commentA real $3 \times 3$ matrix $A$ with elements $A_{i j}$ is said to be upper triangular if $A_{i j}=0$ whenever $i>j$. Prove that if $A$ and $B$ are upper triangular $3 \times 3$ real matrices then so is the matrix product $A B$.

Consider the matrix

$A=\left(\begin{array}{rrr} 1 & 2 & 0 \\ 0 & -1 & 1 \\ 0 & 0 & -1 \end{array}\right)$

Show that $A^{3}+A^{2}-A=I$. Write $A^{-1}$ as a linear combination of $A^{2}, A$ and $I$ and hence compute $A^{-1}$ explicitly.

For all integers $n$ (including negative integers), prove that there exist coefficients $\alpha_{n}, \beta_{n}$ and $\gamma_{n}$ such that

$A^{n}=\alpha_{n} A^{2}+\beta_{n} A+\gamma_{n} I$

For all integers $n$ (including negative integers), show that

$\left(A^{n}\right)_{11}=1, \quad\left(A^{n}\right)_{22}=(-1)^{n}, \quad \text { and } \quad\left(A^{n}\right)_{23}=n(-1)^{n-1}$

Hence derive a set of 3 simultaneous equations for $\left\{\alpha_{n}, \beta_{n}, \gamma_{n}\right\}$ and find their solution.

1.II.8C

commentProve that the eigenvalues of a Hermitian matrix are real and that eigenvectors corresponding to distinct eigenvalues are orthogonal (i.e. $\mathbf{e}_{i}^{*} \cdot \mathbf{e}_{j}=0$ ).

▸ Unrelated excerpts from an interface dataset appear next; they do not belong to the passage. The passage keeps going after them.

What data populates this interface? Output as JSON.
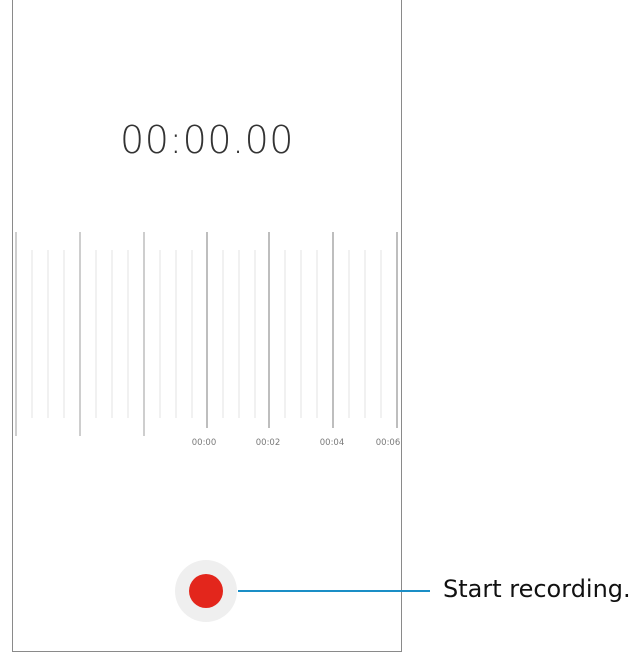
{
  "app": {
    "timer_display": "00:00.00"
  },
  "timeline": {
    "tick_labels": [
      "00:00",
      "00:02",
      "00:04",
      "00:06"
    ]
  },
  "controls": {
    "record_button_icon": "record-dot-icon",
    "record_color": "#e3261c"
  },
  "callout": {
    "label": "Start recording.",
    "line_color": "#1a8ec6"
  }
}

Let $A$ be a real $3 \times 3$ non-zero antisymmetric matrix. Show that $i A$ is Hermitian. Hence show that there exists a (complex) eigenvector $\mathbf{e}_{1}$ such $A \mathbf{e}_{1}=\lambda \mathbf{e}_{1}$, where $\lambda$ is imaginary.

Show further that there exist real vectors $\mathbf{u}$ and $\mathbf{v}$ and a real number $\theta$ such that

$A \mathbf{u}=\theta \mathbf{v} \quad \text { and } \quad A \mathbf{v}=-\theta \mathbf{u}$

Show also that $A$ has a real eigenvector $\mathbf{e}_{3}$ such that $A \mathbf{e}_{3}=0$.

Let $R=I+\sum_{n=1}^{\infty} \frac{A^{n}}{n !}$. By considering the action of $R$ on $\mathbf{u}, \mathbf{v}$ and $\mathbf{e}_{3}$, show that $R$ is a rotation matrix.